Anxiety is a pervasive problem for children today. They are being raised surrounded by constant exposure to the internet and the news, social media, and now, a pandemic. It would be surprising if most children didn’t experience some degree of anxiety.Dr. Dunlap
Most of the time, anxiety is easily handled with at-home relaxation techniques and by allowing our children to talk about their fears.
Anxiety is considered a medical problem when it starts to interfere with a family’s daily life and activities. For example:
It is normal for a child to go through phases when they don’t want to separate from their parents (even older children go through this), even when their parents need to go to another room. However, if this lasts longer than a few months, or if it gets so bad that the child refuses to go to school, or the parent can’t go to work without causing severe distress in the child, this might be anxiety that needs to be addressed.
Anxiety can often present in surprising ways, especially in young children.
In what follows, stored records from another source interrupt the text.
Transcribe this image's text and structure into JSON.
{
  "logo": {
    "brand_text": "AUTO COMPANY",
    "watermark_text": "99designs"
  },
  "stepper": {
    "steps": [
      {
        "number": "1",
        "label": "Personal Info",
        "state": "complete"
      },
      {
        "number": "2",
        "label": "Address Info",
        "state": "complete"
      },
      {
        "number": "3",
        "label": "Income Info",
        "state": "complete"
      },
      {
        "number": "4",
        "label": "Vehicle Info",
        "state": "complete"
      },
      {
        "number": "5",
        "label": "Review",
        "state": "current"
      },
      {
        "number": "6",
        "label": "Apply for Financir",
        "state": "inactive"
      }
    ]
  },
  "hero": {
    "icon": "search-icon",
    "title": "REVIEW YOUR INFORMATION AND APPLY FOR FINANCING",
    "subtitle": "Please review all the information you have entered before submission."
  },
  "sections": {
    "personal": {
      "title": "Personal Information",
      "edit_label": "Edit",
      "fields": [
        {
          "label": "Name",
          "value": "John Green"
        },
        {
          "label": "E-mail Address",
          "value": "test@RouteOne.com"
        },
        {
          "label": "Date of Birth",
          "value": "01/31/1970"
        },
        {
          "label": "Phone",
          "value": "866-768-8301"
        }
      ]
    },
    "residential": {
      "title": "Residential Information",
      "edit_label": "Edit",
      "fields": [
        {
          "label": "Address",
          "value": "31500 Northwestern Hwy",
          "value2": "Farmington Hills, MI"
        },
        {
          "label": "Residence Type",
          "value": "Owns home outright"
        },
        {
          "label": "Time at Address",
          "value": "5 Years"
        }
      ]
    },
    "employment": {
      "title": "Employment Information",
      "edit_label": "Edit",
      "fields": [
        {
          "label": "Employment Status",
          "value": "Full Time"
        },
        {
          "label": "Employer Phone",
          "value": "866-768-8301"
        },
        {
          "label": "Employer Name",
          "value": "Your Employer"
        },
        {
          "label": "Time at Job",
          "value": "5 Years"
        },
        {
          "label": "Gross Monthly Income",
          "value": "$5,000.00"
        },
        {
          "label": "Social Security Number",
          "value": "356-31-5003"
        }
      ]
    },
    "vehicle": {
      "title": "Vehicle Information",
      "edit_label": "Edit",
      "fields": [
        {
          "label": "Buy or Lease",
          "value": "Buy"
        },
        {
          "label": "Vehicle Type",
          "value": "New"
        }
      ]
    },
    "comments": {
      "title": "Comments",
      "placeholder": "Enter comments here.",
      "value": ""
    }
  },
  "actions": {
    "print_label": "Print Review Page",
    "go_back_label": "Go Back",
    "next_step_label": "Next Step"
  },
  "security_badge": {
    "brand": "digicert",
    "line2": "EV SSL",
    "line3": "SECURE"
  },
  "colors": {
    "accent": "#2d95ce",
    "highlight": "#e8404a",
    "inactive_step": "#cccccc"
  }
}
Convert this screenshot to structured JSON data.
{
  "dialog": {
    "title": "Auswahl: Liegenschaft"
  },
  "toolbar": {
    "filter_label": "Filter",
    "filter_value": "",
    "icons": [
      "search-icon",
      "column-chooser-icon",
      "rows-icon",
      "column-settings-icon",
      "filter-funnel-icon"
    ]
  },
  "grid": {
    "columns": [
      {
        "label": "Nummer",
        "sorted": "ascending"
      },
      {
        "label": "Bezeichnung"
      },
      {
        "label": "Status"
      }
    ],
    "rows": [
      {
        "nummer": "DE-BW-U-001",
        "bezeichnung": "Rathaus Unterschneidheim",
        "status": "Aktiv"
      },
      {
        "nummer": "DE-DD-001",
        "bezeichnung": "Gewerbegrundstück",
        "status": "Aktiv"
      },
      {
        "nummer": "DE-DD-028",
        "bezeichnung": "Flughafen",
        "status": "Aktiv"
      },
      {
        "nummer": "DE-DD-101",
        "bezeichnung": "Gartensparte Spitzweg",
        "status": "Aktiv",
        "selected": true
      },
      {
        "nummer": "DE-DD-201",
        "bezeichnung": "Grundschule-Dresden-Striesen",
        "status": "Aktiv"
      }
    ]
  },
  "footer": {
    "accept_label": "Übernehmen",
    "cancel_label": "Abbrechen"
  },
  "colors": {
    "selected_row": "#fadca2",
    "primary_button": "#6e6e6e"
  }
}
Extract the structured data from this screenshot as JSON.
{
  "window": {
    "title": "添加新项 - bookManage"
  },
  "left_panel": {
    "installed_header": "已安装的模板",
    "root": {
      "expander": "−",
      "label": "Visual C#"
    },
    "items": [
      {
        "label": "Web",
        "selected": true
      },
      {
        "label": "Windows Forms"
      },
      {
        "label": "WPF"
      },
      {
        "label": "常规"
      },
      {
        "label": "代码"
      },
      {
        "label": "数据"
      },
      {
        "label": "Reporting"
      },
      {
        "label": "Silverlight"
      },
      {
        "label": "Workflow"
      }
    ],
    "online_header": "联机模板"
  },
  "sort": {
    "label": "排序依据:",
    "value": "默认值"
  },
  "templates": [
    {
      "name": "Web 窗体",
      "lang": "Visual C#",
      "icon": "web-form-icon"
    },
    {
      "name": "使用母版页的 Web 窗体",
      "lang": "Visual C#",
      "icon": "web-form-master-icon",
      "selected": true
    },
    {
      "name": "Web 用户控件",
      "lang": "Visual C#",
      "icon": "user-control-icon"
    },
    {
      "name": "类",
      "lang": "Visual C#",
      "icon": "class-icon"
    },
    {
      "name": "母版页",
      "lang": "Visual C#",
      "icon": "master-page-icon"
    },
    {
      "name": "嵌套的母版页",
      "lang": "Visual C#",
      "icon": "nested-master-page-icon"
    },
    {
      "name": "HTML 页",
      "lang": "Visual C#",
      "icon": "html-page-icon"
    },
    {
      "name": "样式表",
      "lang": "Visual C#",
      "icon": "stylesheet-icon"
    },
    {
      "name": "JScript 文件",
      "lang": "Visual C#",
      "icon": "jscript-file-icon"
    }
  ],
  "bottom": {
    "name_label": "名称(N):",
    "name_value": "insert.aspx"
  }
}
They might not show actual fear. Instead, they might have severe and unrelenting melt-downs during transitional times like bed time or leaving the house. They might simply refuse to do certain activities they previously enjoyed (like going to the park). This is because children are unable to vocalize their fears and therefore they are externalizing their internal feelings.
If you are at all concerned about your child’s anxiety, you should bring this up with Dr. Dunlap. The following articles and websites might be helpful as well.